For American readers: NSF-DEB has issued a new program solicitation for its core programs. There don’t appear to be any real changes — they are keeping the preproposals, and the limit on two preproposals per year.
And, for people who get frustrated about being called by the wrong title (which definitely includes me at times), here is perhaps the perfect response. The last line of this (written in response to an academic being called “Miss” by a journal) is excellent.
Bit late on this, but still wanted to link to it. Bob O’Hara has a nice post asking what’s the point of altmetrics? “Impact”, “influence”, and “quality”, important as they all are, are just not the sorts of things that one can easily summarize in one number. But that doesn’t mean they can be summarized in several different numbers either. I love numbers, but there are lots of things in life that you can’t put numbers on, not because of lack of the right data or the right summary metrics, but because they’re just not the sort of thing you can put numbers on. At least not good enough numbers to be worth caring all that much about. My love for my family and friends, my worth as a person–and the quality and influence of my science. And no, imperfect or incomplete numbers are not necessarily better than no numbers at all–they could well be worse, for various reasons. (For a contrary view, here’s the website of a recent PLoS altmetrics development workshop.) (UPDATE: My remarks on altmetrics are deliberately provocative, but on re-reading the post I think they’re also a bit unclear and imprecise. Let me try to clarify a bit. What I, and Bob, are basically questioning is what “latent variable”, if any, citation metrics are measuring, either individually or collectively. It’s fine to measure how often a paper’s been cited, or downloaded, or tweeted, or whatever. It’s fine to measure those things, and I can imagine reasons why you might want to measure those things.
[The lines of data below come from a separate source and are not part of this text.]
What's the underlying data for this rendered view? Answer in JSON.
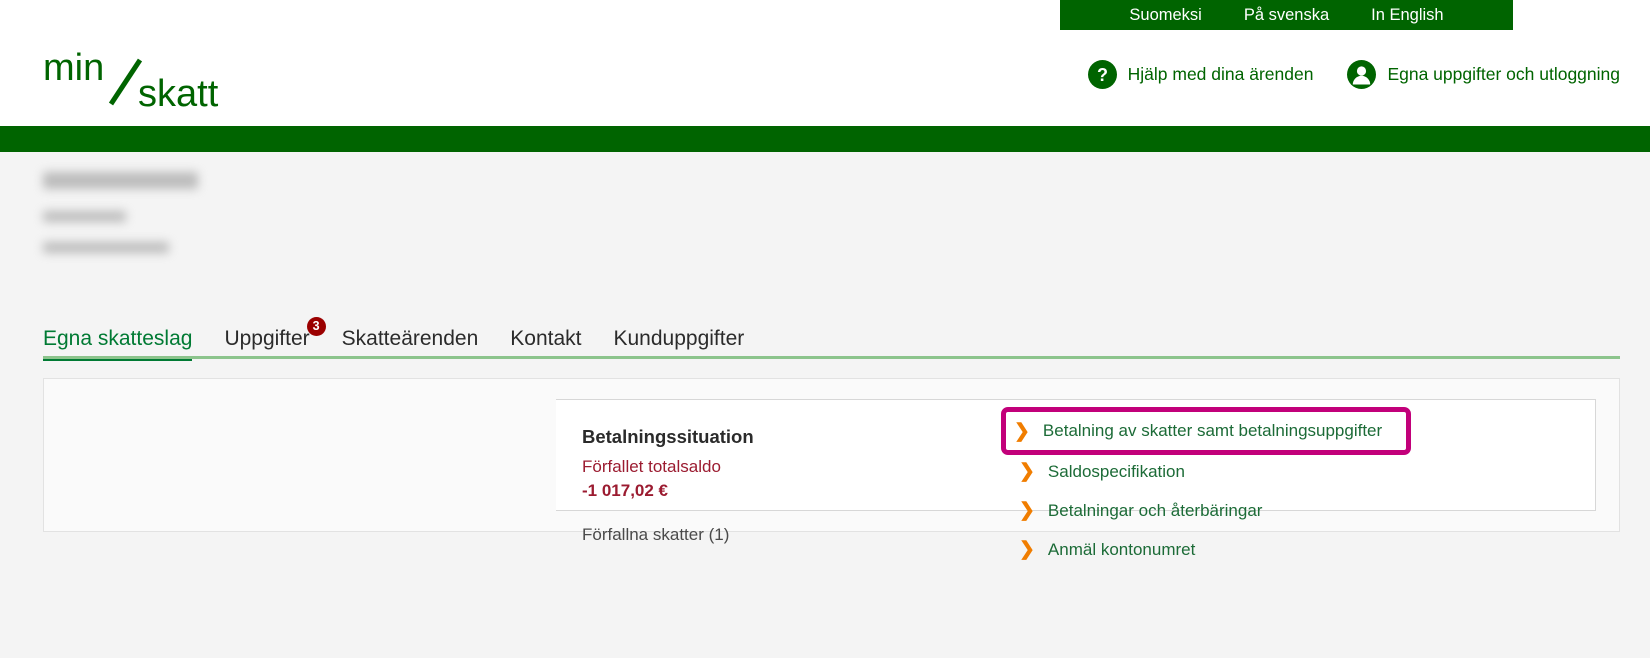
{
  "topbar": {
    "languages": [
      {
        "label": "Suomeksi",
        "name": "lang-fi"
      },
      {
        "label": "På svenska",
        "name": "lang-sv"
      },
      {
        "label": "In English",
        "name": "lang-en"
      }
    ],
    "external_link": "vero.fi",
    "bar_color": "#006400"
  },
  "header": {
    "logo_top": "min",
    "logo_bottom": "skatt",
    "logo_color": "#006400",
    "tools": [
      {
        "label": "Hjälp med dina ärenden",
        "icon": "help-question-icon"
      },
      {
        "label": "Egna uppgifter och utloggning",
        "icon": "user-account-icon"
      }
    ]
  },
  "tabs": [
    {
      "label": "Egna skatteslag",
      "active": true,
      "badge": null
    },
    {
      "label": "Uppgifter",
      "active": false,
      "badge": "3"
    },
    {
      "label": "Skatteärenden",
      "active": false,
      "badge": null
    },
    {
      "label": "Kontakt",
      "active": false,
      "badge": null
    },
    {
      "label": "Kunduppgifter",
      "active": false,
      "badge": null
    }
  ],
  "card": {
    "title": "Betalningssituation",
    "overdue_label": "Förfallet totalsaldo",
    "overdue_amount": "-1 017,02 €",
    "subline": "Förfallna skatter (1)",
    "accent_color": "#00a000",
    "amount_color": "#9b1b30",
    "links": [
      {
        "label": "Betalning av skatter samt betalningsuppgifter",
        "highlighted": true
      },
      {
        "label": "Saldospecifikation",
        "highlighted": false
      },
      {
        "label": "Betalningar och återbäringar",
        "highlighted": false
      },
      {
        "label": "Anmäl kontonumret",
        "highlighted": false
      }
    ],
    "highlight_color": "#c2007a",
    "chevron_color": "#f07d00",
    "link_color": "#1c6b37"
  }
}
What I have a problem with is thinking of those measures, individually or collectively, as some kind of index of some very important but very loosely-defined latent variable such as “influence”, “quality”, or “importance”. Things like “scientific influence”, important as they are, can’t be defined precisely enough to be usefully thought of as “latent variables” that we might capture with one or a few numerical indices. So when talking about altmetrics, I prefer to just think about them at a literal level–as measures of how often papers are cited, or downloaded, or tweeted, or whatever.)
SpotOn London (Science Policy, Outreach, and Tools ONline) is holding its annual conference this weekend (Nov. 11-12, 2012). Many of the sessions will be streamed live online, including this interesting-looking one (co-organized by the above-mentioned Bob O’Hara) on the future of scientific journals. The session asks whether the advent of “megajournals” like PLoS ONE is likely to lead to a two-tier journal system, how to filter the literature in a world where journal “brand” no longer helps, and more. The first question is something I wondered about last week. For reasons I also discussed last week, I suspect the answer to the second question is “journal ‘brand’ will always be an important filter, but in the future only the top-tier journals in any field will have ‘brands’ anyone cares about”.
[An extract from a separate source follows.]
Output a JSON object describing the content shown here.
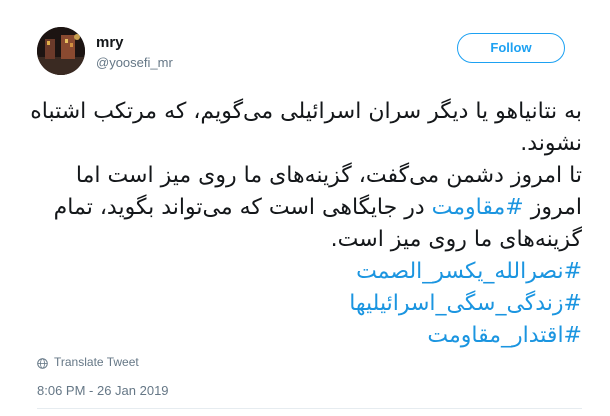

This one’s rather far from our usual territory here at Dynamic Ecology, but too provocative to resist. Think linking disastrous weather events like Hurricane Sandy to climate change will greatly affect US public opinion or policy on climate change? Well, as these two pictures illustrate, good luck with that…
Also far from our usual territory, but too amazing too resist. The winners of the annual Wildlife Photographer of the Year contest, run by London’s Natural History Museum, have been announced. I have fond memories of going to see the annual exhibit of the winning pictures when I was a postdoc in London. To see some of the winning images, go here, here, or here (the last one is a link to the full gallery of winners, which should be in a single big slideshow or image gallery but isn’t). This image from the exhibit is an illustration of what happened when I expressed skepticism about the value of live-tweeting talks. And here’s what it would have looked like if someone had photographed me while I was writing my first zombie ideas post.
From the archives: